Published online Aug 28, 2020. doi: 10.3748/wjg.v26.i32.4857
Peer-review started: May 23, 2020
First decision: June 12, 2020
Revised: June 18, 2020
Accepted: July 30, 2020
Article in press: July 30, 2020
Published online: August 28, 2020
Patients with acute-on-chronic liver failure (ACLF) are prone to have bacterial infection. However, the diagnosis of infection is difficult in the ACLF population due to their specific clinico-pathophysiological features.
Early detection of bacterial infection and timely treatment are crucial in the management of ACLF. Therefore, it is important to identify a new biomarker or to develop a model to improve diagnostic efficiency.
This retrospective study aimed to develop a novel scoring system containing common biomarkers for the identification of bacterial infection in ACLF.
This was a retrospective study. Procalcitonin (PCT), white blood cells (WBC), proportion of neutrophils (N%), and C-reactive protein (CRP) were examined. Logistic regression was used to select variables for the scoring models and receiver operating characteristic curve (ROC) analysis was used to evaluate the diagnostic value of different indices.
This study included 386 patients with ACLF, 169 (43.78%) of whom had bacterial infection on admission. The area under the ROC (AUROC) of PCT, CRP, WBC and N% for the diagnosis of bacterial infection ranged from 0.637 to 0.692, with no significant difference between them. Logistic regression showed that only N%, PCT, and CRP could independently predict infection. A novel scoring system (infection score) comprised of N%, PCT and CRP was developed. The AUROC of the infection score was 0.740, which was significantly higher than that for the other four indices (infection score vs N%, PCT, CRP, and WBC, P = 0.0056, 0.0001, 0.0483 and 0.0008, respectively). The best cutoff point for the infection score was 4 points, with a sensitivity of 78.05%, a specificity of 55.29%, a positive predictive value of 57.91% and a negative predictive value of 76.16%.
The common indicators of infection, including WBC, N%, CRP, and PCT, did not perform well in ACLF as all the AUROCs were less than 0.7 and no differences were found between these indicators.
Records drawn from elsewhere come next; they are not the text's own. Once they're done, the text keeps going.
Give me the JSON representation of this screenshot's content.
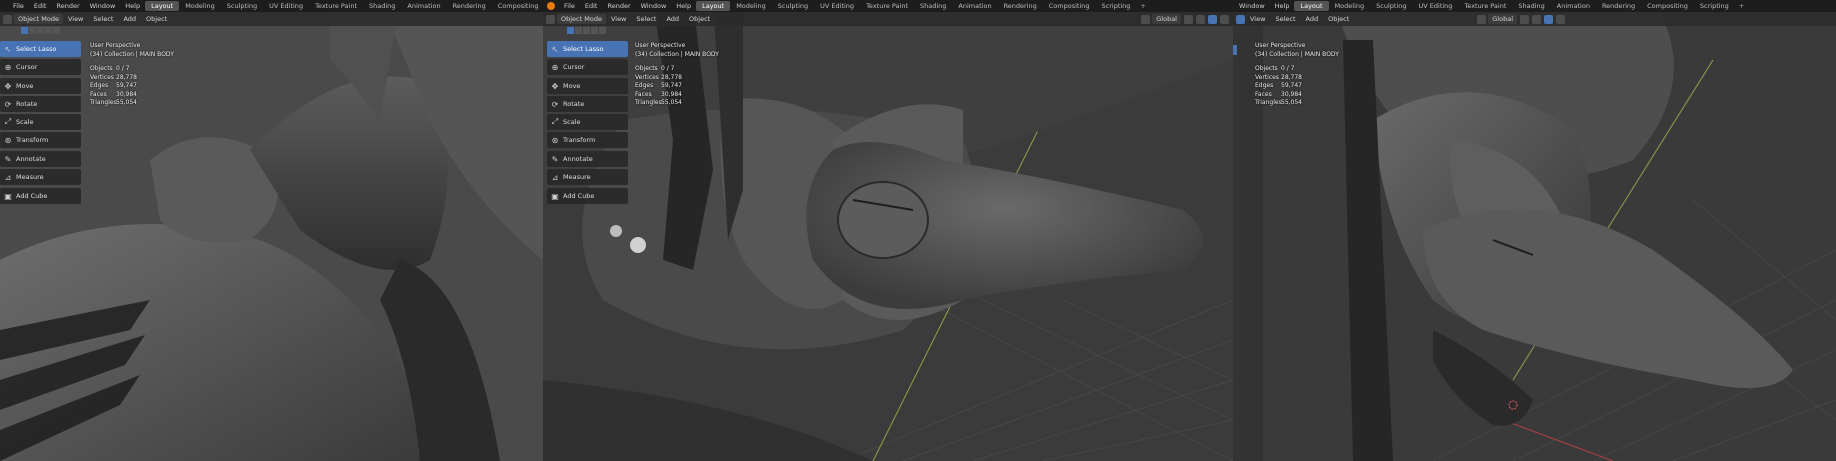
{
  "topbar": {
    "menus": [
      "File",
      "Edit",
      "Render",
      "Window",
      "Help"
    ],
    "workspaces": [
      "Layout",
      "Modeling",
      "Sculpting",
      "UV Editing",
      "Texture Paint",
      "Shading",
      "Animation",
      "Rendering",
      "Compositing",
      "Scripting"
    ],
    "active_workspace": "Layout",
    "plus": "+",
    "p3_menus": [
      "Window",
      "Help"
    ]
  },
  "header": {
    "mode": "Object Mode",
    "menus": [
      "View",
      "Select",
      "Add",
      "Object"
    ],
    "orientation": "Global"
  },
  "toolbar": {
    "tools": [
      {
        "label": "Select Lasso",
        "icon": "lasso-select-icon",
        "glyph": "↖"
      },
      {
        "label": "Cursor",
        "icon": "cursor-icon",
        "glyph": "⊕"
      },
      {
        "label": "Move",
        "icon": "move-icon",
        "glyph": "✥"
      },
      {
        "label": "Rotate",
        "icon": "rotate-icon",
        "glyph": "⟳"
      },
      {
        "label": "Scale",
        "icon": "scale-icon",
        "glyph": "⤢"
      },
      {
        "label": "Transform",
        "icon": "transform-icon",
        "glyph": "⊛"
      },
      {
        "label": "Annotate",
        "icon": "annotate-icon",
        "glyph": "✎"
      },
      {
        "label": "Measure",
        "icon": "measure-icon",
        "glyph": "📐"
      },
      {
        "label": "Add Cube",
        "icon": "add-cube-icon",
        "glyph": "▣"
      }
    ]
  },
  "viewport_info": {
    "perspective": "User Perspective",
    "collection": "(34) Collection | MAIN BODY",
    "stats": [
      {
        "label": "Objects",
        "value": "0 / 7"
      },
      {
        "label": "Vertices",
        "value": "28,778"
      },
      {
        "label": "Edges",
        "value": "59,747"
      },
      {
        "label": "Faces",
        "value": "30,984"
      },
      {
        "label": "Triangles",
        "value": "55,054"
      }
    ]
  },
  "colors": {
    "accent": "#4772b3",
    "blender_orange": "#e87d0d",
    "topbar_bg": "#1d1d1d",
    "viewport_bg": "#3d3d3d"
  }
}
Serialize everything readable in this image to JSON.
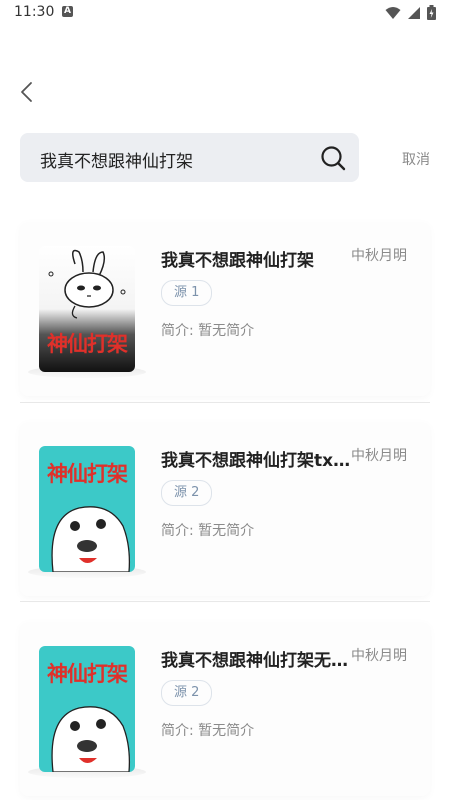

A novel scoring system comprised of N%, PCT and CRP demonstrated higher accuracy for bacterial infection in ACLF than the indicators used alone.
Further validation of this scoring system is required in prospective studies.